        objPosAndScaleOut.set(img.getCenterX(), img.getCenterY(),
            (mUIMode & UI_MODE_ANISOTROPIC_SCALE) == 0,
            (img.getScaleX() + img.getScaleY()) / 2,
            (mUIMode & UI_MODE_ANISOTROPIC_SCALE) != 0,
            img.getScaleX(), img.getScaleY(),
            (mUIMode & UI_MODE_ROTATE) != 0, img.getAngle());
    }
 
    @Override
    public MultiTouchEntity getDraggableObjectAtPoint(PointInfo pt) {
        float x = pt.getX(), y = pt.getY();
        int n = mImages.size();
        for (int i = n - 1; i >= 0; i--) {
            ImageEntity im = (ImageEntity) mImages.get(i);
            if (im.containsPoint(x, y))
                return im;
        }
        return null;
    }
 
    @Override
    public boolean onTouchEvent(MotionEvent event) {
        return multiTouchController.onTouchEvent(event);
    }
 
    // rest of my code..
}

Again for simple purposes it’s possible that the amount of boilerplate could be stripped down further, but if you have a read through it’s fairly self explanatory.

The above code has been mostly extracted from the demo application that ships with the library, ‘MTPhotoSorter’, which I recommend at least building and installing this to get a feel for what’s possible with the library.
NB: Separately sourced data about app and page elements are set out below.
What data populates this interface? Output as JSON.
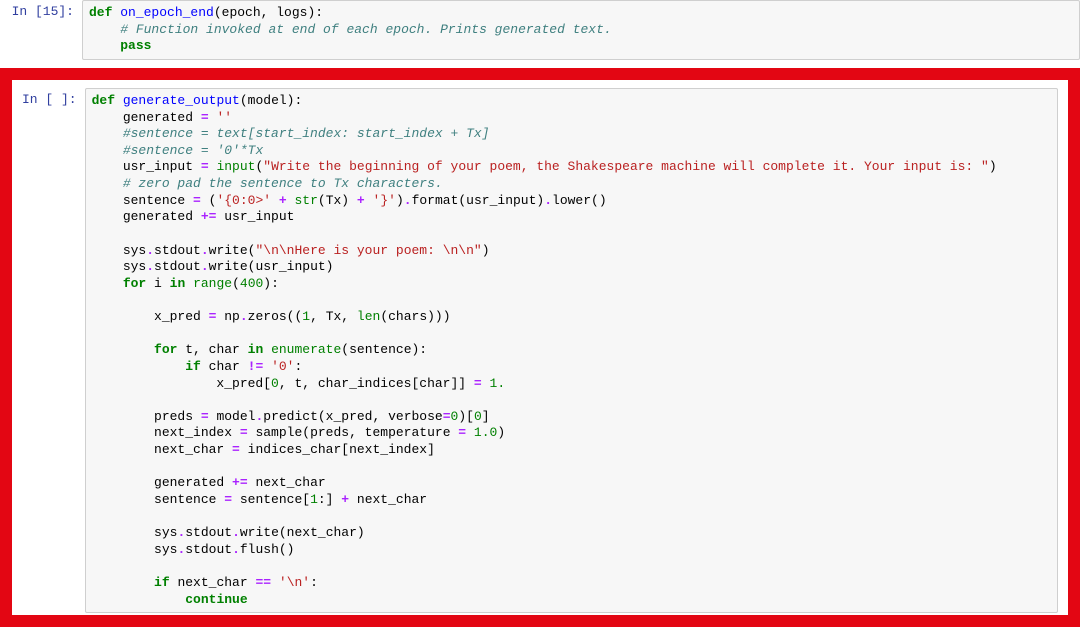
{
  "cell1": {
    "prompt": "In [15]:",
    "lines": [
      [
        [
          "def",
          "kw"
        ],
        [
          " ",
          ""
        ],
        [
          "on_epoch_end",
          "fn"
        ],
        [
          "(epoch, logs):",
          ""
        ]
      ],
      [
        [
          "    ",
          ""
        ],
        [
          "# Function invoked at end of each epoch. Prints generated text.",
          "cm"
        ]
      ],
      [
        [
          "    ",
          ""
        ],
        [
          "pass",
          "kw"
        ]
      ]
    ]
  },
  "cell2": {
    "prompt": "In [ ]:",
    "lines": [
      [
        [
          "def",
          "kw"
        ],
        [
          " ",
          ""
        ],
        [
          "generate_output",
          "fn"
        ],
        [
          "(model):",
          ""
        ]
      ],
      [
        [
          "    generated ",
          ""
        ],
        [
          "=",
          "op"
        ],
        [
          " ",
          ""
        ],
        [
          "''",
          "str"
        ]
      ],
      [
        [
          "    ",
          ""
        ],
        [
          "#sentence = text[start_index: start_index + Tx]",
          "cm"
        ]
      ],
      [
        [
          "    ",
          ""
        ],
        [
          "#sentence = '0'*Tx",
          "cm"
        ]
      ],
      [
        [
          "    usr_input ",
          ""
        ],
        [
          "=",
          "op"
        ],
        [
          " ",
          ""
        ],
        [
          "input",
          "bi"
        ],
        [
          "(",
          ""
        ],
        [
          "\"Write the beginning of your poem, the Shakespeare machine will complete it. Your input is: \"",
          "str"
        ],
        [
          ")",
          ""
        ]
      ],
      [
        [
          "    ",
          ""
        ],
        [
          "# zero pad the sentence to Tx characters.",
          "cm"
        ]
      ],
      [
        [
          "    sentence ",
          ""
        ],
        [
          "=",
          "op"
        ],
        [
          " (",
          ""
        ],
        [
          "'{0:0>'",
          "str"
        ],
        [
          " ",
          ""
        ],
        [
          "+",
          "op"
        ],
        [
          " ",
          ""
        ],
        [
          "str",
          "bi"
        ],
        [
          "(Tx) ",
          ""
        ],
        [
          "+",
          "op"
        ],
        [
          " ",
          ""
        ],
        [
          "'}'",
          "str"
        ],
        [
          ")",
          ""
        ],
        [
          ".",
          "op"
        ],
        [
          "format(usr_input)",
          ""
        ],
        [
          ".",
          "op"
        ],
        [
          "lower()",
          ""
        ]
      ],
      [
        [
          "    generated ",
          ""
        ],
        [
          "+=",
          "op"
        ],
        [
          " usr_input",
          ""
        ]
      ],
      [
        [
          "",
          ""
        ]
      ],
      [
        [
          "    sys",
          ""
        ],
        [
          ".",
          "op"
        ],
        [
          "stdout",
          ""
        ],
        [
          ".",
          "op"
        ],
        [
          "write(",
          ""
        ],
        [
          "\"\\n\\nHere is your poem: \\n\\n\"",
          "str"
        ],
        [
          ")",
          ""
        ]
      ],
      [
        [
          "    sys",
          ""
        ],
        [
          ".",
          "op"
        ],
        [
          "stdout",
          ""
        ],
        [
          ".",
          "op"
        ],
        [
          "write(usr_input)",
          ""
        ]
      ],
      [
        [
          "    ",
          ""
        ],
        [
          "for",
          "kw"
        ],
        [
          " i ",
          ""
        ],
        [
          "in",
          "kw"
        ],
        [
          " ",
          ""
        ],
        [
          "range",
          "bi"
        ],
        [
          "(",
          ""
        ],
        [
          "400",
          "num"
        ],
        [
          "):",
          ""
        ]
      ],
      [
        [
          "",
          ""
        ]
      ],
      [
        [
          "        x_pred ",
          ""
        ],
        [
          "=",
          "op"
        ],
        [
          " np",
          ""
        ],
        [
          ".",
          "op"
        ],
        [
          "zeros((",
          ""
        ],
        [
          "1",
          "num"
        ],
        [
          ", Tx, ",
          ""
        ],
        [
          "len",
          "bi"
        ],
        [
          "(chars)))",
          ""
        ]
      ],
      [
        [
          "",
          ""
        ]
      ],
      [
        [
          "        ",
          ""
        ],
        [
          "for",
          "kw"
        ],
        [
          " t, char ",
          ""
        ],
        [
          "in",
          "kw"
        ],
        [
          " ",
          ""
        ],
        [
          "enumerate",
          "bi"
        ],
        [
          "(sentence):",
          ""
        ]
      ],
      [
        [
          "            ",
          ""
        ],
        [
          "if",
          "kw"
        ],
        [
          " char ",
          ""
        ],
        [
          "!=",
          "op"
        ],
        [
          " ",
          ""
        ],
        [
          "'0'",
          "str"
        ],
        [
          ":",
          ""
        ]
      ],
      [
        [
          "                x_pred[",
          ""
        ],
        [
          "0",
          "num"
        ],
        [
          ", t, char_indices[char]] ",
          ""
        ],
        [
          "=",
          "op"
        ],
        [
          " ",
          ""
        ],
        [
          "1.",
          "num"
        ]
      ],
      [
        [
          "",
          ""
        ]
      ],
      [
        [
          "        preds ",
          ""
        ],
        [
          "=",
          "op"
        ],
        [
          " model",
          ""
        ],
        [
          ".",
          "op"
        ],
        [
          "predict(x_pred, verbose",
          ""
        ],
        [
          "=",
          "op"
        ],
        [
          "0",
          "num"
        ],
        [
          ")[",
          ""
        ],
        [
          "0",
          "num"
        ],
        [
          "]",
          ""
        ]
      ],
      [
        [
          "        next_index ",
          ""
        ],
        [
          "=",
          "op"
        ],
        [
          " sample(preds, temperature ",
          ""
        ],
        [
          "=",
          "op"
        ],
        [
          " ",
          ""
        ],
        [
          "1.0",
          "num"
        ],
        [
          ")",
          ""
        ]
      ],
      [
        [
          "        next_char ",
          ""
        ],
        [
          "=",
          "op"
        ],
        [
          " indices_char[next_index]",
          ""
        ]
      ],
      [
        [
          "",
          ""
        ]
      ],
      [
        [
          "        generated ",
          ""
        ],
        [
          "+=",
          "op"
        ],
        [
          " next_char",
          ""
        ]
      ],
      [
        [
          "        sentence ",
          ""
        ],
        [
          "=",
          "op"
        ],
        [
          " sentence[",
          ""
        ],
        [
          "1",
          "num"
        ],
        [
          ":] ",
          ""
        ],
        [
          "+",
          "op"
        ],
        [
          " next_char",
          ""
        ]
      ],
      [
        [
          "",
          ""
        ]
      ],
      [
        [
          "        sys",
          ""
        ],
        [
          ".",
          "op"
        ],
        [
          "stdout",
          ""
        ],
        [
          ".",
          "op"
        ],
        [
          "write(next_char)",
          ""
        ]
      ],
      [
        [
          "        sys",
          ""
        ],
        [
          ".",
          "op"
        ],
        [
          "stdout",
          ""
        ],
        [
          ".",
          "op"
        ],
        [
          "flush()",
          ""
        ]
      ],
      [
        [
          "",
          ""
        ]
      ],
      [
        [
          "        ",
          ""
        ],
        [
          "if",
          "kw"
        ],
        [
          " next_char ",
          ""
        ],
        [
          "==",
          "op"
        ],
        [
          " ",
          ""
        ],
        [
          "'\\n'",
          "str"
        ],
        [
          ":",
          ""
        ]
      ],
      [
        [
          "            ",
          ""
        ],
        [
          "continue",
          "kw"
        ]
      ]
    ]
  }
}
That’s about it for now, I can follow up this post with a few more tips and examples if anyone finds it useful.

First App

It’s been about two and a half months since I started work on my first Android app, and I’m proud to say I’ve finally managed to get it out.

Have to say I’ve really enjoyed it from start to finish, and hope it will be the first of many :) Here’s hoping it actually works for people and at least someone manages to have some fun with it.

If you’re reading this for the first time thanks for stopping by, I’ll try to keep update here a little more frequently with news of any updates. For the dev interested folk I may also try and find time to write up on some of the trickier issues I encountered along the way.

That’s all for now, check out my app and leave it 5 stars, you know you want to ;)

The Importance of Uniform UIs

It’s a little ironic that given Android is one of the easier platforms to pirate software, it’s also one of the platforms I don’t mind paying for software. An app I’ll pay for generally meets the following criteria:

  • I use it multiple times a day, and will continue to over a long period.
  • The developer appears responsive to users regarding features/support.
  • It’s a reasonable price (in my opinion this is generally less than €1.99).
  • It looks good and has an intuitive interface.

The last point is probably the main one and something I think is unfortunately lost on a lot of developers. It’s fair to say many programmers aren’t good graphic designers. Good is obviously also a subjective term.

Enter the Android UI Guidelines. Google have taken the time to concisely write up guidelines on how an app should look and feel, the benefits of which should be obvious. Do they stifle creativity or prevent an app from looking distinct? No. But what they will do is help users feel at ease using your app from the get go, and help them run great on as many different devices as possible.

It really frustrates me to see people recommending an app so highly only to download it on my Desire HD to be met with stretched out low res icons, ignoring the use of the dedicated Android hardkeys with ever present settings menus etc.

Apple have a very similar set of guidelines for developing iOS apps, yet they seem to suffer far less from this issue. I don’t think the old cliche of fragmentation is at fault here at all, more developers not wishing to follow standards.

Perhaps Google could be a little better at regulating the marketplace also, particularly as the Android tablets start to launch.